WORK ITEM: Write out all the data again, exactly as shown.

RECORDED INFORMATION:
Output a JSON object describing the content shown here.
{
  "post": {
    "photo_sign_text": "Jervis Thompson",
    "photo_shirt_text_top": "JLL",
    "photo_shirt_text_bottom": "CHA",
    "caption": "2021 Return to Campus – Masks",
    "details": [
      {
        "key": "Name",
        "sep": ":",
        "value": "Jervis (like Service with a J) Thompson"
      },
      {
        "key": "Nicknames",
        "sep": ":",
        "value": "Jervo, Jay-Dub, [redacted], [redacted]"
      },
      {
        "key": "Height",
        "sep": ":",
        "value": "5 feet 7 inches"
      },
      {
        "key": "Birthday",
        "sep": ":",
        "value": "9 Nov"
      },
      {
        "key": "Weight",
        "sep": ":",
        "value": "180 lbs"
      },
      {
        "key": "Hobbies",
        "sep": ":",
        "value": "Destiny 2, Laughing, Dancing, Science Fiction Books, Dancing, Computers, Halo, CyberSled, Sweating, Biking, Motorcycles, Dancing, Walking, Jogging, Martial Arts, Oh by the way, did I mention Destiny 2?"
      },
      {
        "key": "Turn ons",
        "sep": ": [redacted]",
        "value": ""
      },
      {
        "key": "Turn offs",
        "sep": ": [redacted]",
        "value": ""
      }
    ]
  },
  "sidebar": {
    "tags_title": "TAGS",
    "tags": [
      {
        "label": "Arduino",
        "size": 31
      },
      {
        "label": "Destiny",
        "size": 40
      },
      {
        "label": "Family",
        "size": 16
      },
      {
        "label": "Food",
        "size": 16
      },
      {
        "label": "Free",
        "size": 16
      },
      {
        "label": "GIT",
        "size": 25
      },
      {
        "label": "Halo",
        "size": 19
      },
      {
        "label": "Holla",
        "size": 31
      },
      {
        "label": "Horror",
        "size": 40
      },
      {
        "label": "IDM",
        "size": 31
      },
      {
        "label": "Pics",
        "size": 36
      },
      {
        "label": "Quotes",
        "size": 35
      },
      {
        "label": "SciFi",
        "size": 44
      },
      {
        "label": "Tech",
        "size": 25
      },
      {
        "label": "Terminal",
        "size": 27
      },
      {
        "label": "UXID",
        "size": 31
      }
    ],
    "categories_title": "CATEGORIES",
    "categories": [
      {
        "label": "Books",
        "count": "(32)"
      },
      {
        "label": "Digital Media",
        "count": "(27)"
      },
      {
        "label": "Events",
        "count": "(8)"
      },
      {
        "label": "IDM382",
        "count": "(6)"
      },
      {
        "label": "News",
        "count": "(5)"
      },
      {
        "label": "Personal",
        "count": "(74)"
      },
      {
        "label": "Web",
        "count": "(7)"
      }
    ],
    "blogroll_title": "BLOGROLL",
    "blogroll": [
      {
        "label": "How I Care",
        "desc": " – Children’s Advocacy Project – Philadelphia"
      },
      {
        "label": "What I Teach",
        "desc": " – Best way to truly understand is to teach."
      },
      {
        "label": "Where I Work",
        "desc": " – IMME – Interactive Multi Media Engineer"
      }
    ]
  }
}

RESPONSE FOR THIS EXERCISE:
Output a JSON object describing the content shown here.
{
  "post": {
    "photo_sign_text": "Jervis Thompson",
    "photo_shirt_text_top": "JLL",
    "photo_shirt_text_bottom": "CHA",
    "caption": "2021 Return to Campus – Masks",
    "details": [
      {
        "key": "Name",
        "sep": ":",
        "value": "Jervis (like Service with a J) Thompson"
      },
      {
        "key": "Nicknames",
        "sep": ":",
        "value": "Jervo, Jay-Dub, [redacted], [redacted]"
      },
      {
        "key": "Height",
        "sep": ":",
        "value": "5 feet 7 inches"
      },
      {
        "key": "Birthday",
        "sep": ":",
        "value": "9 Nov"
      },
      {
        "key": "Weight",
        "sep": ":",
        "value": "180 lbs"
      },
      {
        "key": "Hobbies",
        "sep": ":",
        "value": "Destiny 2, Laughing, Dancing, Science Fiction Books, Dancing, Computers, Halo, CyberSled, Sweating, Biking, Motorcycles, Dancing, Walking, Jogging, Martial Arts, Oh by the way, did I mention Destiny 2?"
      },
      {
        "key": "Turn ons",
        "sep": ": [redacted]",
        "value": ""
      },
      {
        "key": "Turn offs",
        "sep": ": [redacted]",
        "value": ""
      }
    ]
  },
  "sidebar": {
    "tags_title": "TAGS",
    "tags": [
      {
        "label": "Arduino",
        "size": 31
      },
      {
        "label": "Destiny",
        "size": 40
      },
      {
        "label": "Family",
        "size": 16
      },
      {
        "label": "Food",
        "size": 16
      },
      {
        "label": "Free",
        "size": 16
      },
      {
        "label": "GIT",
        "size": 25
      },
      {
        "label": "Halo",
        "size": 19
      },
      {
        "label": "Holla",
        "size": 31
      },
      {
        "label": "Horror",
        "size": 40
      },
      {
        "label": "IDM",
        "size": 31
      },
      {
        "label": "Pics",
        "size": 36
      },
      {
        "label": "Quotes",
        "size": 35
      },
      {
        "label": "SciFi",
        "size": 44
      },
      {
        "label": "Tech",
        "size": 25
      },
      {
        "label": "Terminal",
        "size": 27
      },
      {
        "label": "UXID",
        "size": 31
      }
    ],
    "categories_title": "CATEGORIES",
    "categories": [
      {
        "label": "Books",
        "count": "(32)"
      },
      {
        "label": "Digital Media",
        "count": "(27)"
      },
      {
        "label": "Events",
        "count": "(8)"
      },
      {
        "label": "IDM382",
        "count": "(6)"
      },
      {
        "label": "News",
        "count": "(5)"
      },
      {
        "label": "Personal",
        "count": "(74)"
      },
      {
        "label": "Web",
        "count": "(7)"
      }
    ],
    "blogroll_title": "BLOGROLL",
    "blogroll": [
      {
        "label": "How I Care",
        "desc": " – Children’s Advocacy Project – Philadelphia"
      },
      {
        "label": "What I Teach",
        "desc": " – Best way to truly understand is to teach."
      },
      {
        "label": "Where I Work",
        "desc": " – IMME – Interactive Multi Media Engineer"
      }
    ]
  }
}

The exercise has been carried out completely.